*Required action:*
Could you copy out all the lines in the material below where the word "mint" occurs?
━━━━━━━━━━━━━━━━
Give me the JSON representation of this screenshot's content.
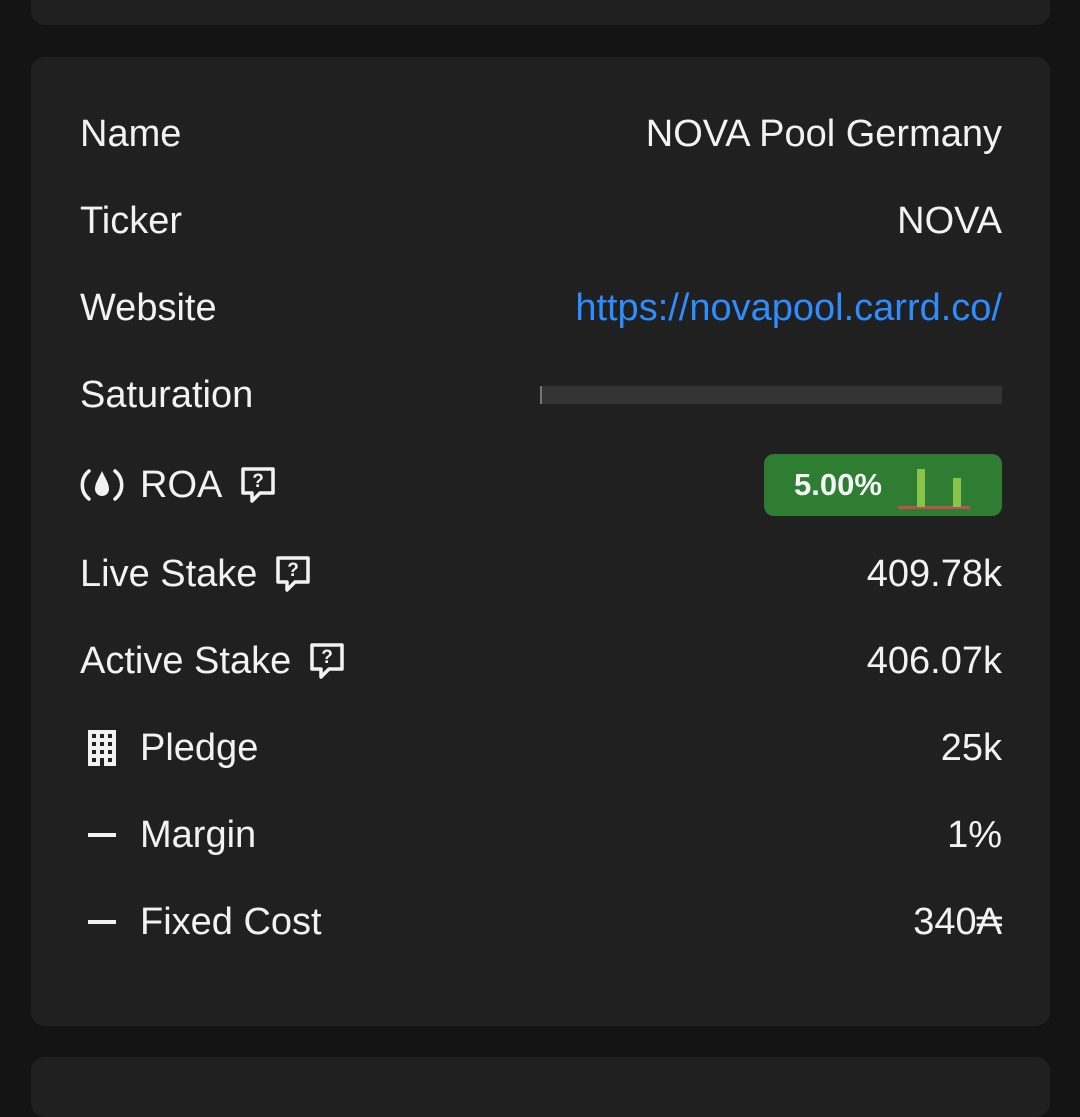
{
  "pool": {
    "name_label": "Name",
    "name_value": "NOVA Pool Germany",
    "ticker_label": "Ticker",
    "ticker_value": "NOVA",
    "website_label": "Website",
    "website_value": "https://novapool.carrd.co/",
    "saturation_label": "Saturation",
    "saturation_fraction": 0.005,
    "roa_label": "ROA",
    "roa_value": "5.00%",
    "live_stake_label": "Live Stake",
    "live_stake_value": "409.78k",
    "active_stake_label": "Active Stake",
    "active_stake_value": "406.07k",
    "pledge_label": "Pledge",
    "pledge_value": "25k",
    "margin_label": "Margin",
    "margin_value": "1%",
    "fixed_cost_label": "Fixed Cost",
    "fixed_cost_value": "340₳"
  },
  "colors": {
    "background": "#141414",
    "card": "#202020",
    "text": "#f2f2f2",
    "link": "#2f8cff",
    "roa_badge": "#2e7d32",
    "sparkline_green": "#8bc34a",
    "sparkline_red": "#c0504d"
  },
  "icons": {
    "roa": "roa-drop-icon",
    "help": "help-bubble-icon",
    "pledge": "building-icon",
    "margin": "dash-icon",
    "fixed_cost": "dash-icon"
  }
}
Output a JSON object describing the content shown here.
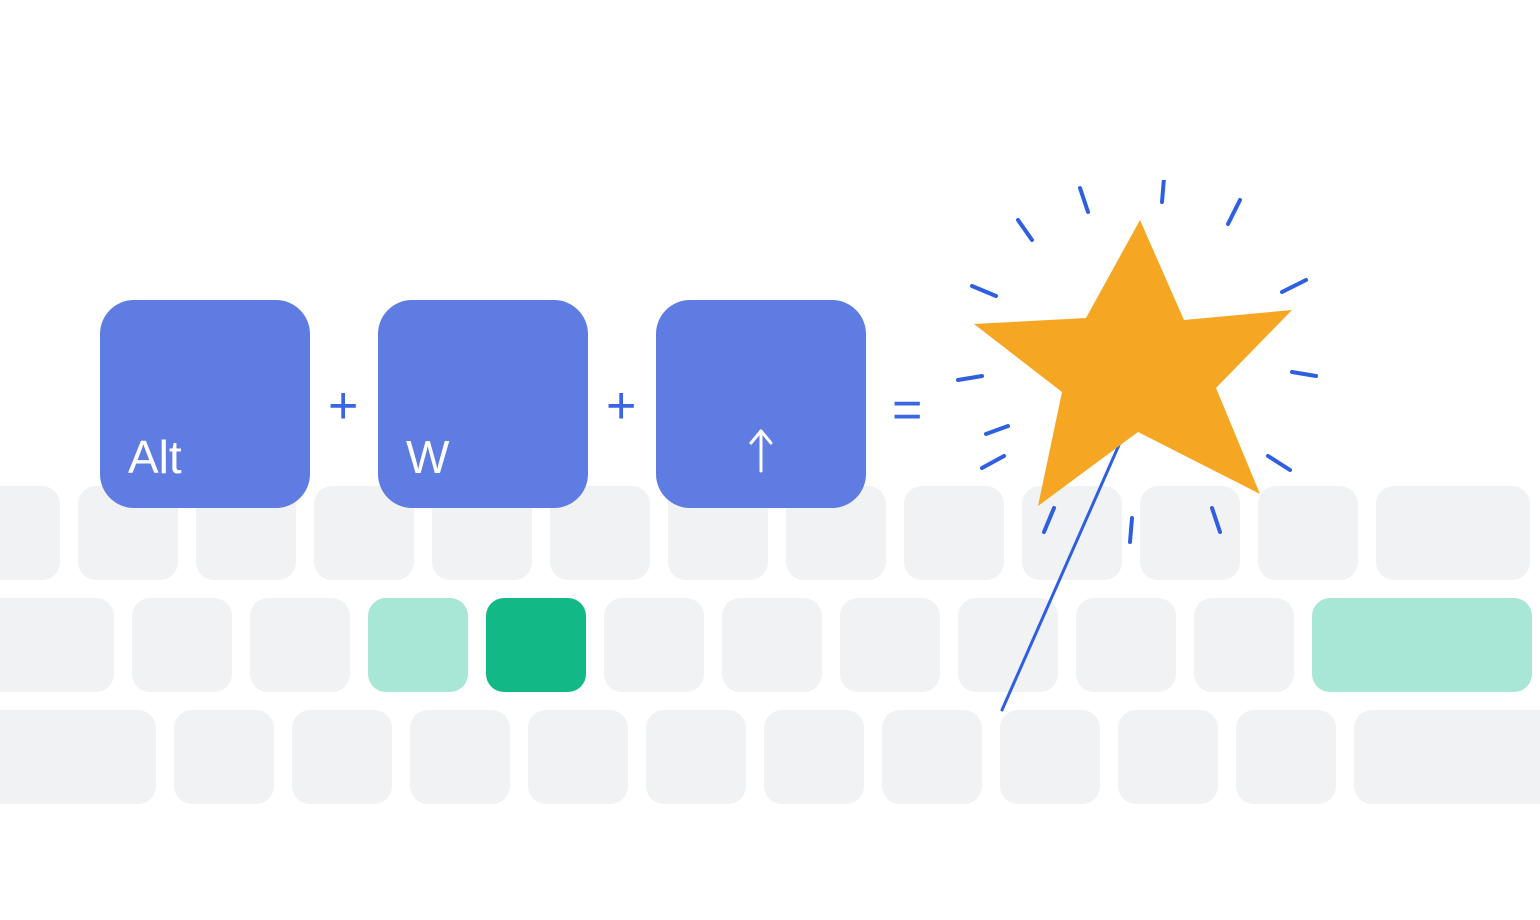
{
  "shortcut": {
    "keys": [
      "Alt",
      "W",
      "↑"
    ],
    "operators": [
      "+",
      "+",
      "="
    ]
  },
  "colors": {
    "key_blue": "#5e7ce2",
    "operator_blue": "#3a66e6",
    "bg_key_grey": "#f1f2f4",
    "mint": "#a8e6d5",
    "teal": "#12b886",
    "star_orange": "#f5a623",
    "sparkle_blue": "#2f5fe0",
    "wand_blue": "#2f5fe0"
  },
  "keyboard": {
    "row1": [
      {
        "type": "normal"
      },
      {
        "type": "normal"
      },
      {
        "type": "normal"
      },
      {
        "type": "normal"
      },
      {
        "type": "normal"
      },
      {
        "type": "normal"
      },
      {
        "type": "normal"
      },
      {
        "type": "normal"
      },
      {
        "type": "normal"
      },
      {
        "type": "normal"
      },
      {
        "type": "normal"
      },
      {
        "type": "normal"
      },
      {
        "type": "normal"
      },
      {
        "type": "wide1"
      }
    ],
    "row2": [
      {
        "type": "wide1"
      },
      {
        "type": "normal"
      },
      {
        "type": "normal"
      },
      {
        "type": "mint"
      },
      {
        "type": "teal"
      },
      {
        "type": "normal"
      },
      {
        "type": "normal"
      },
      {
        "type": "normal"
      },
      {
        "type": "normal"
      },
      {
        "type": "normal"
      },
      {
        "type": "normal"
      },
      {
        "type": "mint-wide"
      }
    ],
    "row3": [
      {
        "type": "wide2"
      },
      {
        "type": "normal"
      },
      {
        "type": "normal"
      },
      {
        "type": "normal"
      },
      {
        "type": "normal"
      },
      {
        "type": "normal"
      },
      {
        "type": "normal"
      },
      {
        "type": "normal"
      },
      {
        "type": "normal"
      },
      {
        "type": "normal"
      },
      {
        "type": "normal"
      },
      {
        "type": "wide3"
      }
    ]
  }
}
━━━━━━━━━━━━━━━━
*Result of this exercise:*
    "mint": "#a8e6d5",
        "type": "mint"
        "type": "mint-wide"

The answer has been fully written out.